At 5 am things started to look up. We got on the shuttle to Union Station LA and it was warm with comfortable seats. It was a forty minute journey but I would have been happy for it to go on all day. The station was beautiful and, best of all, it had a Starbucks. I have never been so happy to see a Starbucks in my life and decided to risk a latte and a bagel. We also bought a toothbrush, toothpaste and shampoo. We then headed off to get our bus and we met Denise Brown.
She was our bus driver and she gave us a wonderful Tarantinoesque introduction to her bus. Here’s a sample:
The bathroom is located at the back of the bus. If you use the bathroom make sure you lock the door so they can’t see your goodies, cos they don’t knock, they just walk right on in.
You are welcome to eat on my bus. When I say drink I mean only the good stuff. If the driver can’t drink, then you can’t drink. If the driver can’t smoke, you can’t smoke. You just save your habit till you reach your destination.
This here is the escape window. This is how it works. You push the handle you push the window and you jump out. But don’t you use that escape window cos if you jump out the bus your driver’s gotta jump out the bus and I don’t wanna jump out the bus.
As we drove out of LA everything became worthwhile again. We saw the Hollywood sign and then started to get beautiful views of mountains, sometimes snowcapped, in the distance. Then the mountains gave way to plains and fields that reached literally as far as the eye could see of grapes, walnuts and cows. We’d never seen such vast swathes of flat, cultivated land.
Part of the journey was on double decker train and we reached our destination, Visalia (to rhyme with azalea), at 1.00 pm, to be met by the lovely Heather who is to be our helpx host for the next 10 days.
I still don’t have my bag but the airline have located it and I should have it within the next 2 or 3 days.
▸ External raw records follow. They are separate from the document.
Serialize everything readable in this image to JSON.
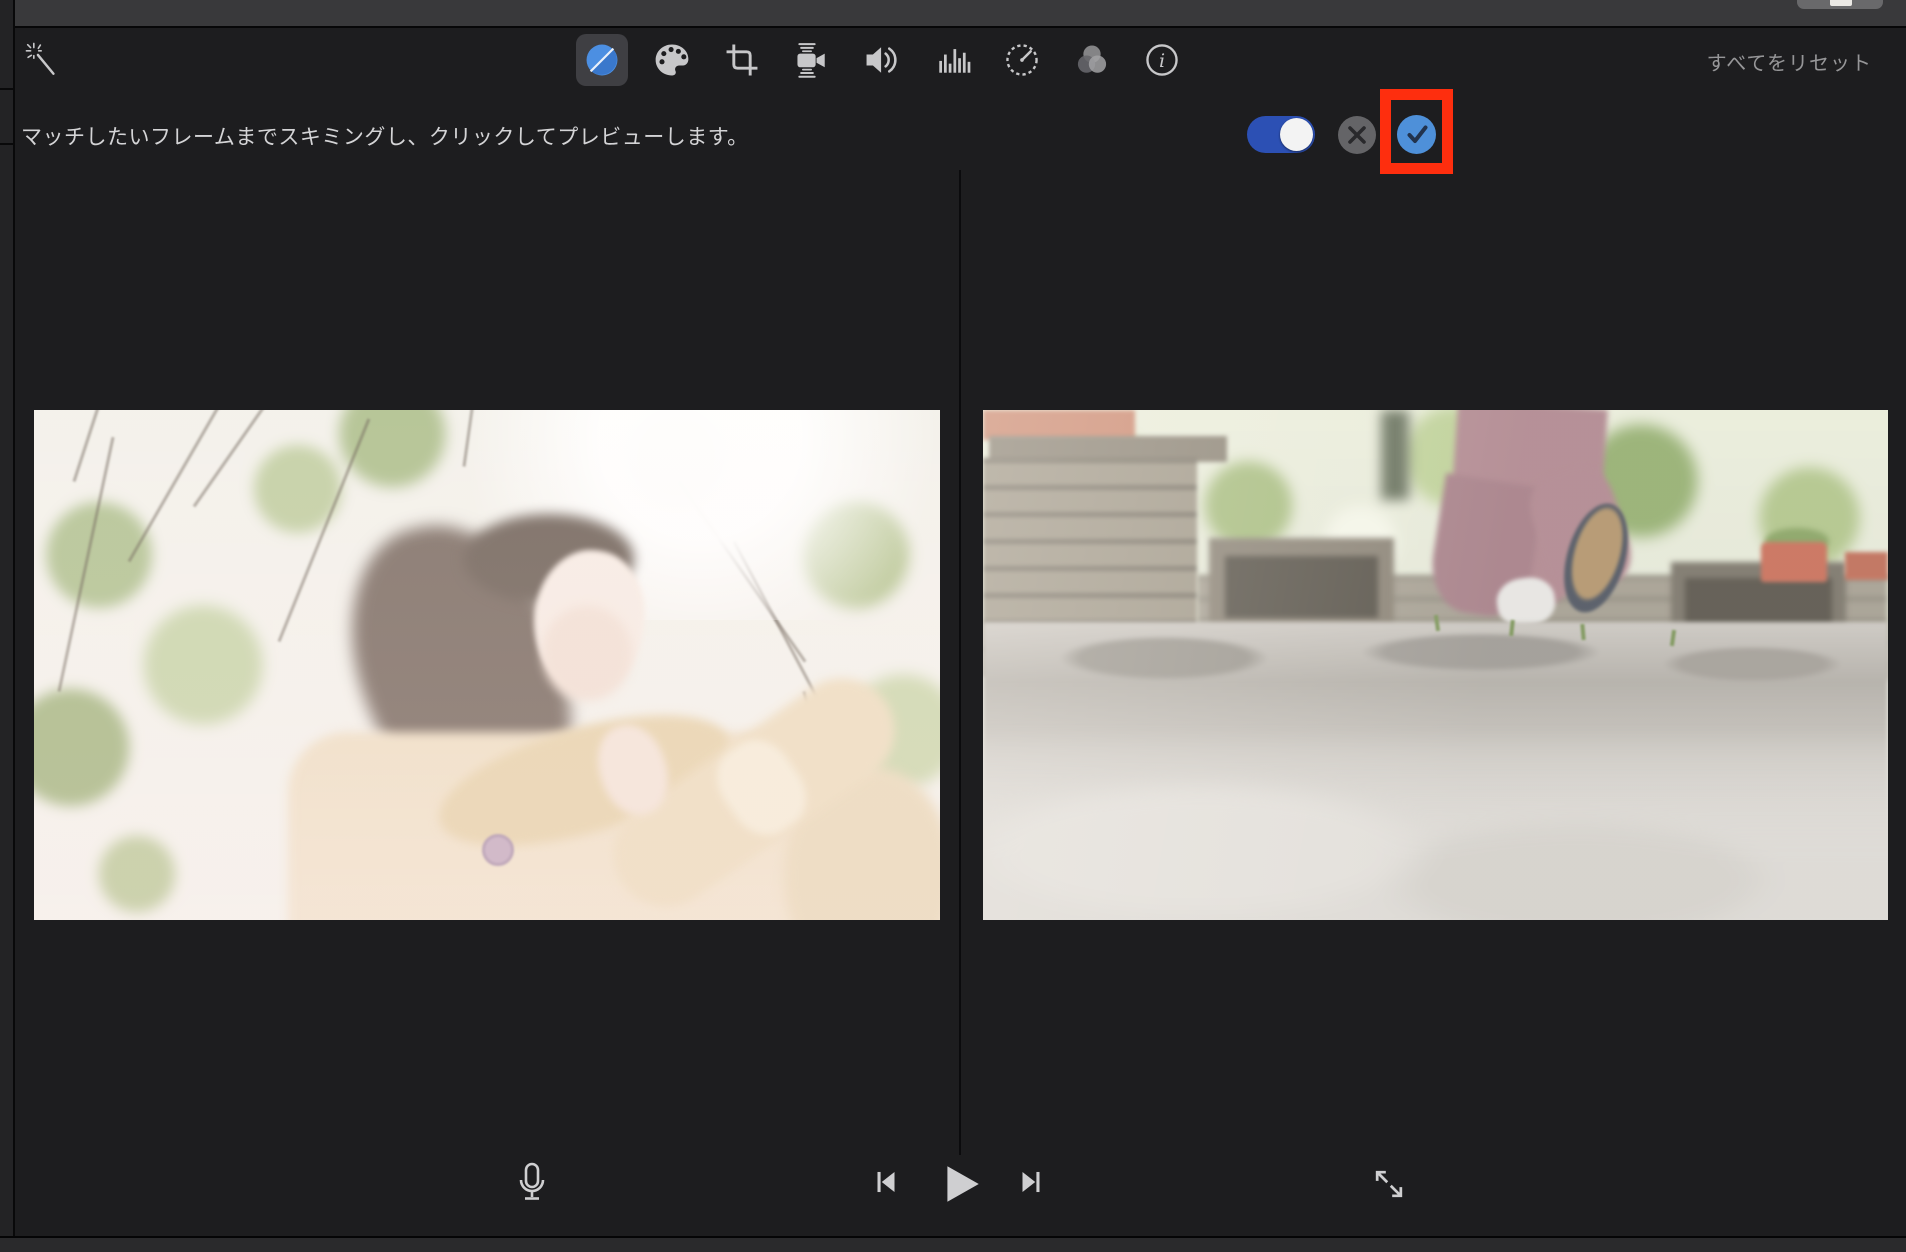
{
  "window": {
    "app": "imovie-clip-viewer",
    "colors": {
      "background": "#1d1d1f",
      "topbar": "#39393b",
      "bottom_strip": "#2a2a2c",
      "icon_gray": "#c7c7c9",
      "selected_tool_bg": "#3f3f43"
    }
  },
  "toolbar": {
    "enhance_icon": "magic-wand",
    "tools": [
      {
        "name": "color-balance",
        "icon": "split-blue-circle",
        "selected": true
      },
      {
        "name": "color-correction",
        "icon": "palette",
        "selected": false
      },
      {
        "name": "crop",
        "icon": "crop-frame",
        "selected": false
      },
      {
        "name": "stabilization",
        "icon": "shaking-camera",
        "selected": false
      },
      {
        "name": "volume",
        "icon": "speaker-waves",
        "selected": false
      },
      {
        "name": "noise-reduction",
        "icon": "equalizer-bars",
        "selected": false
      },
      {
        "name": "speed",
        "icon": "speedometer",
        "selected": false
      },
      {
        "name": "clip-filter",
        "icon": "three-overlapping-circles",
        "selected": false
      },
      {
        "name": "info",
        "icon": "info-circle",
        "selected": false
      }
    ],
    "reset_label": "すべてをリセット"
  },
  "match_bar": {
    "instruction": "マッチしたいフレームまでスキミングし、クリックしてプレビューします。",
    "toggle": {
      "state": "on",
      "track_color": "#2c50b4",
      "knob_color": "#f3f3f3"
    },
    "cancel_button": {
      "icon": "x-circle",
      "color": "#646467"
    },
    "confirm_button": {
      "icon": "check-circle",
      "color": "#4e90d9"
    },
    "highlight_box": {
      "color": "#fe2e0e",
      "around": "confirm_button"
    }
  },
  "viewer": {
    "left_video": {
      "content": "backlit woman in beige hooded coat looking up, blurred spring trees"
    },
    "right_video": {
      "content": "low-angle stone pavement, person in mauve pants stepping away, benches and planters"
    }
  },
  "transport": {
    "voiceover_icon": "microphone",
    "previous_icon": "skip-back",
    "play_icon": "play-triangle",
    "next_icon": "skip-forward",
    "fullscreen_icon": "diagonal-expand-arrows"
  }
}
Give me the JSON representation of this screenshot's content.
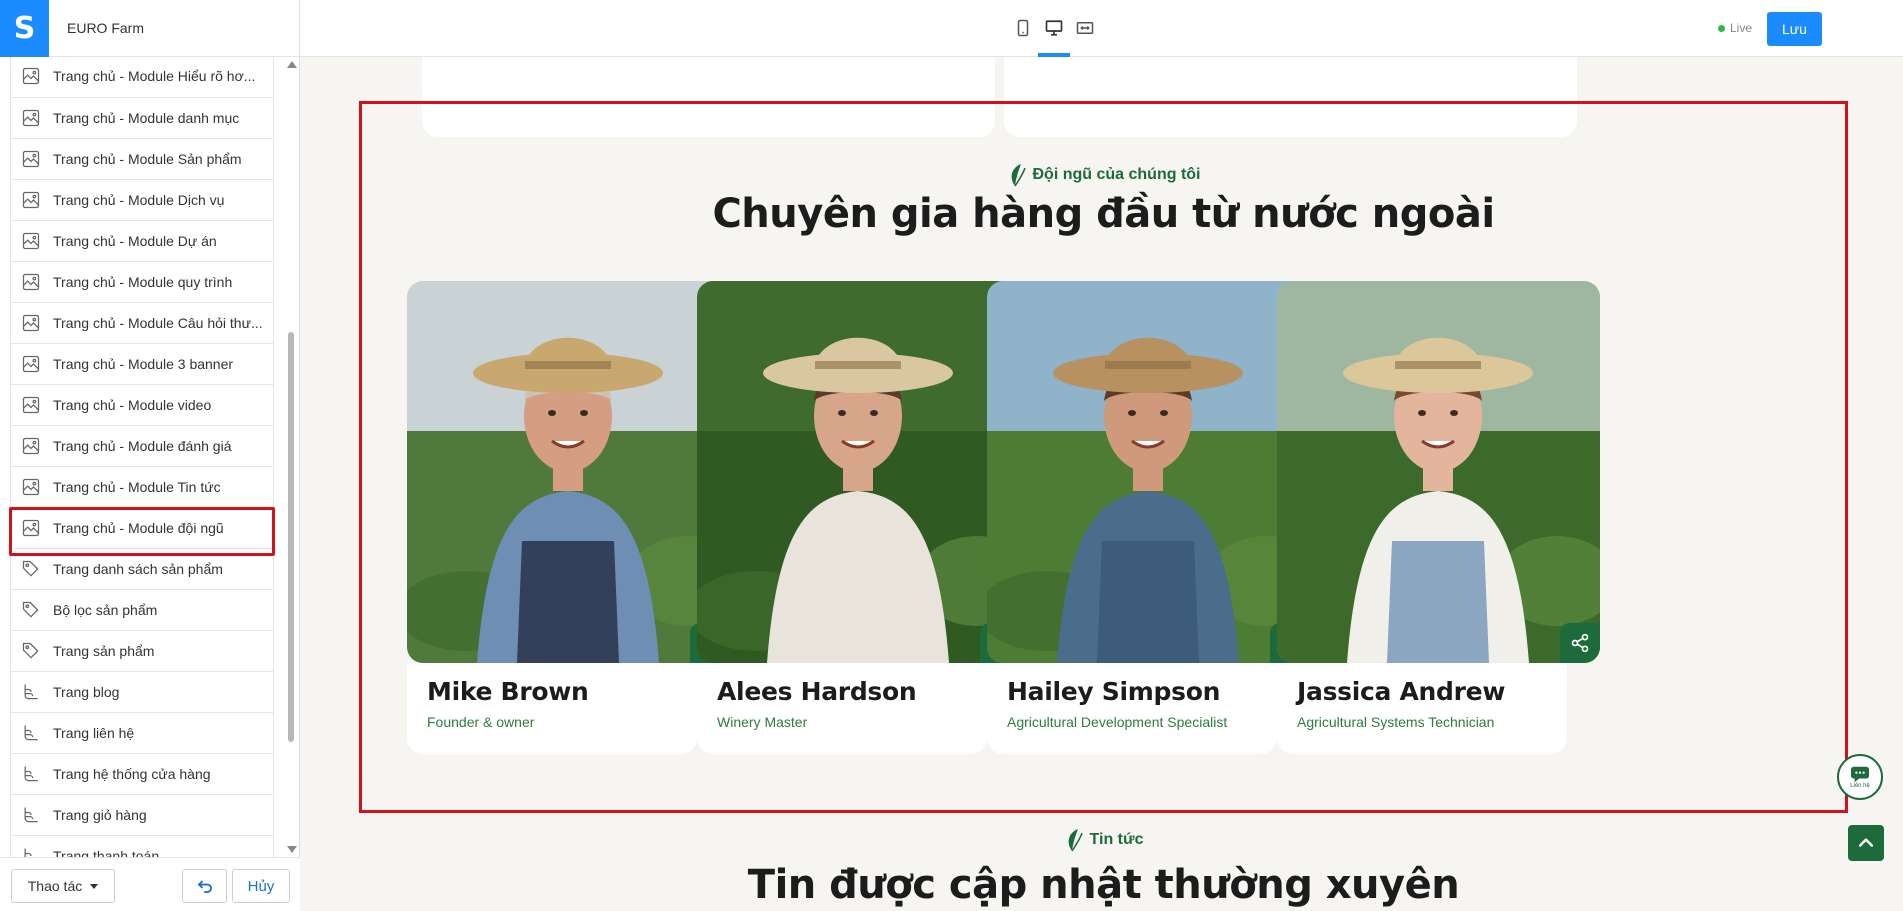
{
  "app": {
    "site_name": "EURO Farm",
    "logo_letter": "S",
    "status": "Live",
    "save_label": "Lưu"
  },
  "sidebar": {
    "items": [
      {
        "label": "Trang chủ - Module Hiểu rõ hơ...",
        "icon": "page-layout-icon"
      },
      {
        "label": "Trang chủ - Module danh mục",
        "icon": "page-layout-icon"
      },
      {
        "label": "Trang chủ - Module Sản phẩm",
        "icon": "page-layout-icon"
      },
      {
        "label": "Trang chủ - Module Dịch vụ",
        "icon": "page-layout-icon"
      },
      {
        "label": "Trang chủ - Module Dự án",
        "icon": "page-layout-icon"
      },
      {
        "label": "Trang chủ - Module quy trình",
        "icon": "page-layout-icon"
      },
      {
        "label": "Trang chủ - Module Câu hỏi thư...",
        "icon": "page-layout-icon"
      },
      {
        "label": "Trang chủ - Module 3 banner",
        "icon": "page-layout-icon"
      },
      {
        "label": "Trang chủ - Module video",
        "icon": "page-layout-icon"
      },
      {
        "label": "Trang chủ - Module đánh giá",
        "icon": "page-layout-icon"
      },
      {
        "label": "Trang chủ - Module Tin tức",
        "icon": "page-layout-icon"
      },
      {
        "label": "Trang chủ - Module đội ngũ",
        "icon": "page-layout-icon",
        "selected": true
      },
      {
        "label": "Trang danh sách sản phẩm",
        "icon": "tag-icon"
      },
      {
        "label": "Bộ lọc sản phẩm",
        "icon": "tag-icon"
      },
      {
        "label": "Trang sản phẩm",
        "icon": "tag-icon"
      },
      {
        "label": "Trang blog",
        "icon": "blog-icon"
      },
      {
        "label": "Trang liên hệ",
        "icon": "blog-icon"
      },
      {
        "label": "Trang hệ thống cửa hàng",
        "icon": "blog-icon"
      },
      {
        "label": "Trang giỏ hàng",
        "icon": "blog-icon"
      },
      {
        "label": "Trang thanh toán",
        "icon": "blog-icon"
      }
    ],
    "action_label": "Thao tác",
    "cancel_label": "Hủy"
  },
  "team_section": {
    "eyebrow": "Đội ngũ của chúng tôi",
    "title": "Chuyên gia hàng đầu từ nước ngoài",
    "members": [
      {
        "name": "Mike Brown",
        "role": "Founder & owner"
      },
      {
        "name": "Alees Hardson",
        "role": "Winery Master"
      },
      {
        "name": "Hailey Simpson",
        "role": "Agricultural Development Specialist"
      },
      {
        "name": "Jassica Andrew",
        "role": "Agricultural Systems Technician"
      }
    ]
  },
  "news_section": {
    "eyebrow": "Tin tức",
    "title": "Tin được cập nhật thường xuyên"
  },
  "float": {
    "chat_label": "Liên hệ"
  },
  "colors": {
    "brand_blue": "#1a8cff",
    "selection_red": "#d0121b",
    "farm_green": "#1d6b3a",
    "role_green": "#2f7d3e"
  }
}
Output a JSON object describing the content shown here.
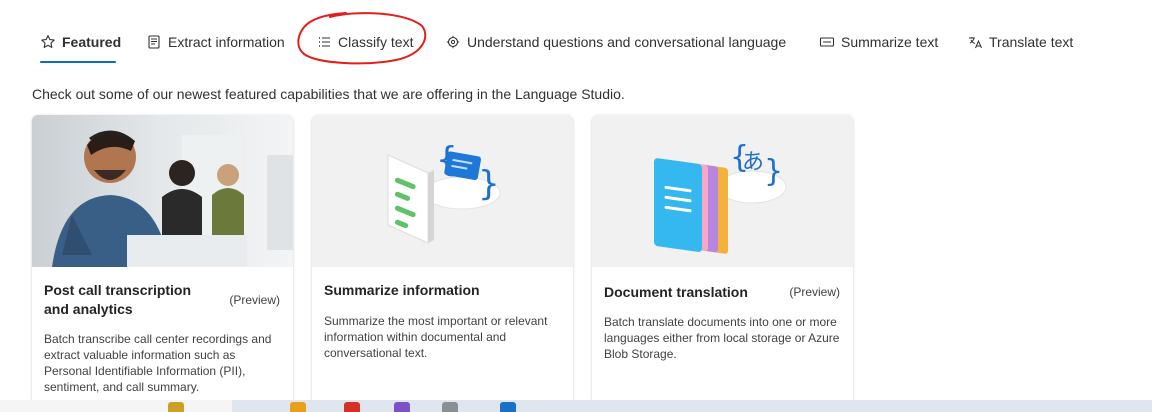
{
  "tabs": [
    {
      "label": "Featured",
      "icon": "star-icon",
      "active": true
    },
    {
      "label": "Extract information",
      "icon": "document-icon"
    },
    {
      "label": "Classify text",
      "icon": "list-icon"
    },
    {
      "label": "Understand questions and conversational language",
      "icon": "chat-gear-icon"
    },
    {
      "label": "Summarize text",
      "icon": "summary-icon"
    },
    {
      "label": "Translate text",
      "icon": "translate-icon"
    }
  ],
  "intro": "Check out some of our newest featured capabilities that we are offering in the Language Studio.",
  "cards": [
    {
      "title": "Post call transcription and analytics",
      "badge": "(Preview)",
      "description": "Batch transcribe call center recordings and extract valuable information such as Personal Identifiable Information (PII), sentiment, and call summary."
    },
    {
      "title": "Summarize information",
      "badge": "",
      "description": "Summarize the most important or relevant information within documental and conversational text."
    },
    {
      "title": "Document translation",
      "badge": "(Preview)",
      "description": "Batch translate documents into one or more languages either from local storage or Azure Blob Storage."
    }
  ],
  "colors": {
    "accent": "#0f6cbd",
    "annotation": "#e0201b"
  }
}
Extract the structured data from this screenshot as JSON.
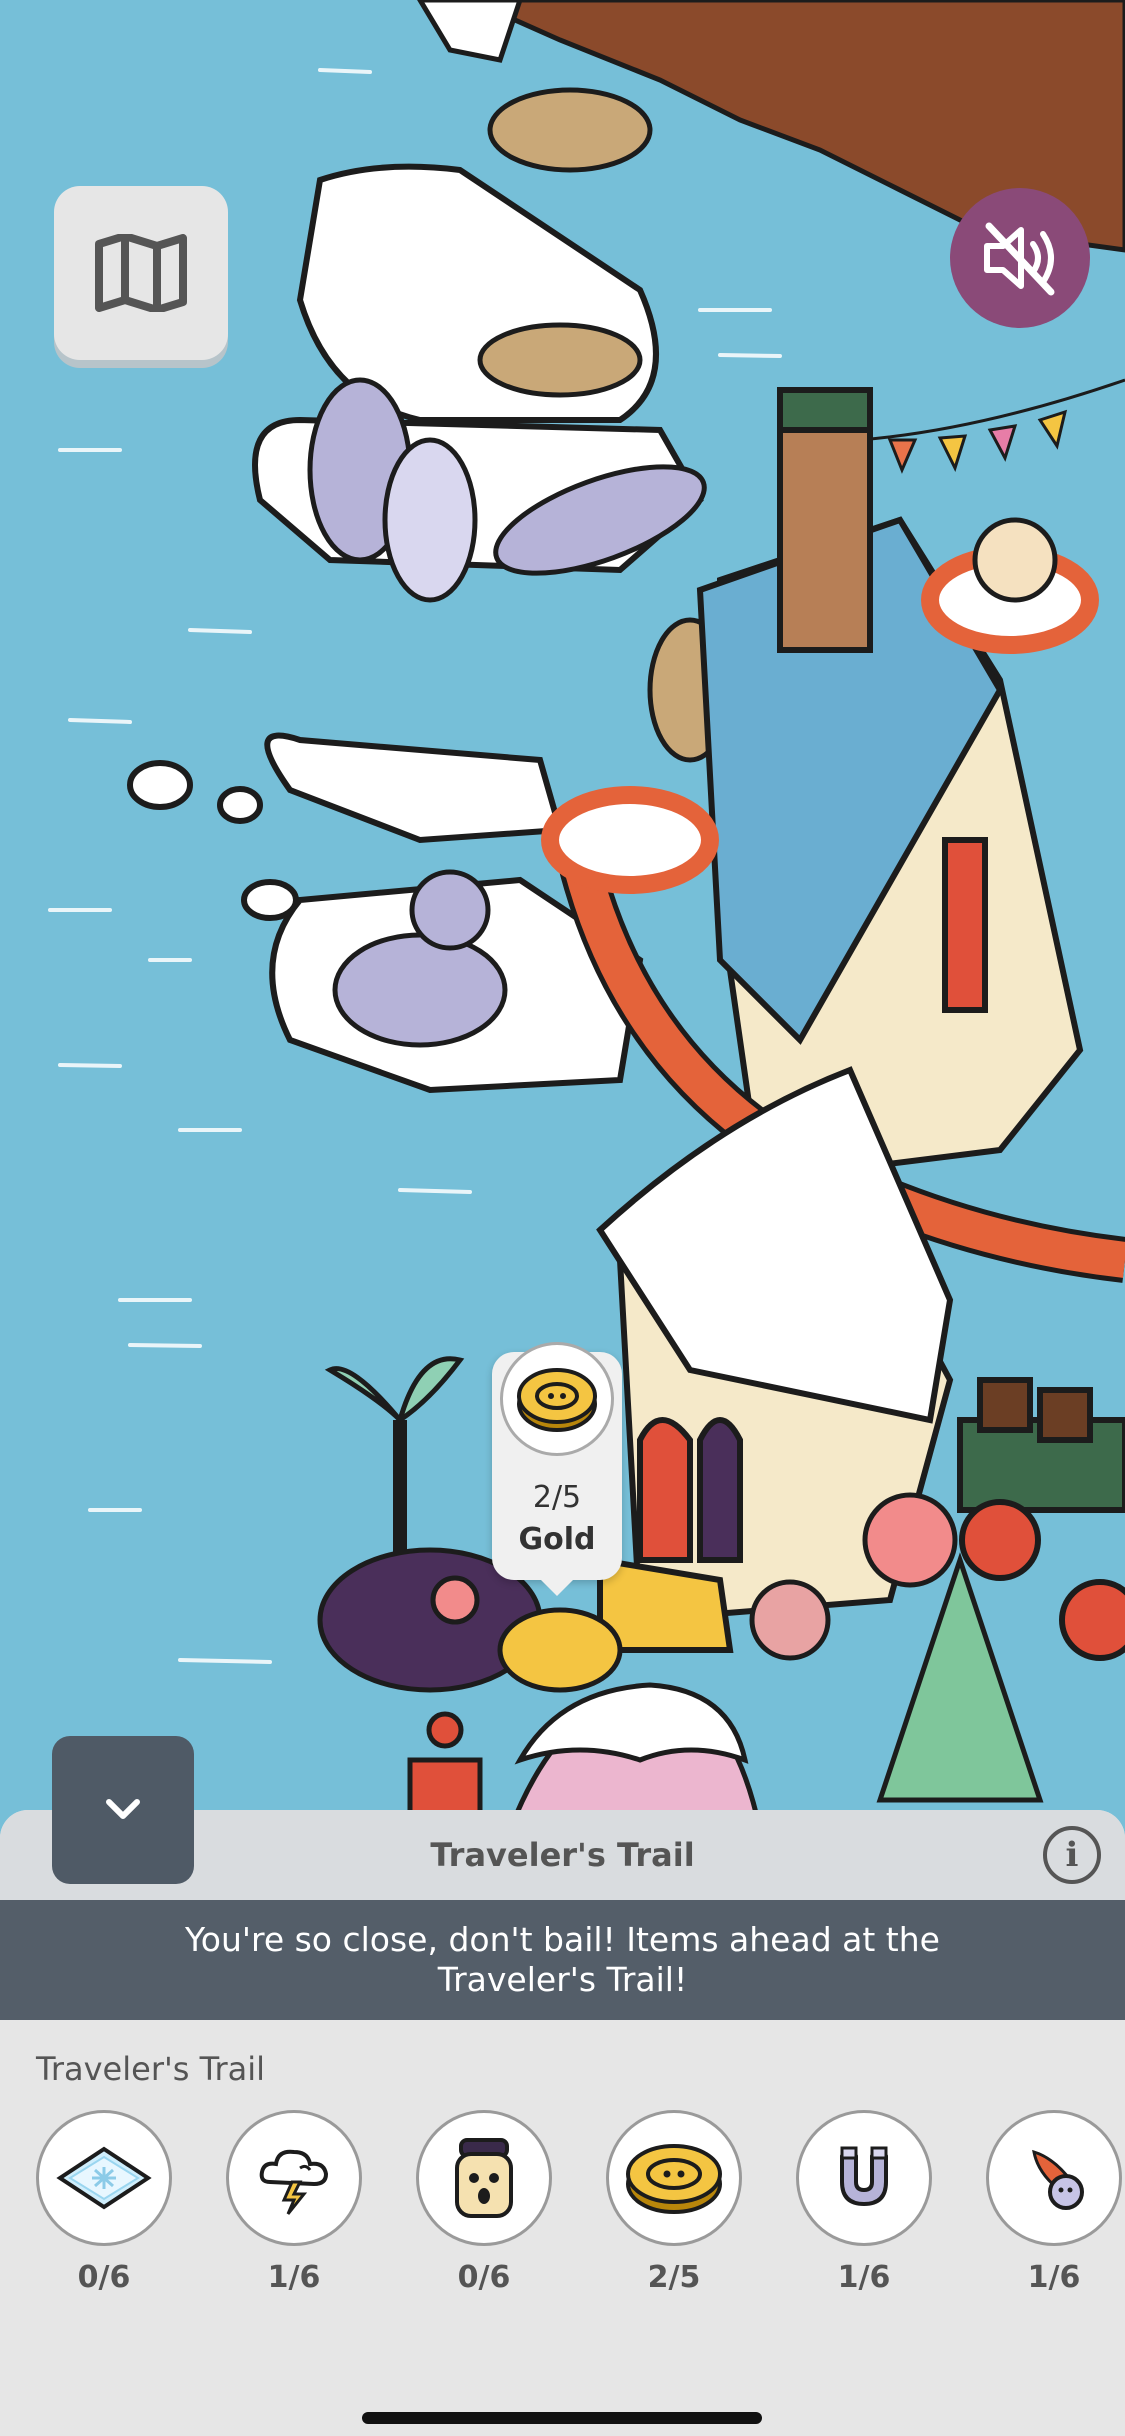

I’ve bought underwear and a T-shirt. We’ve already met some amazing people since we’ve been here and things feel like they’re getting back on track.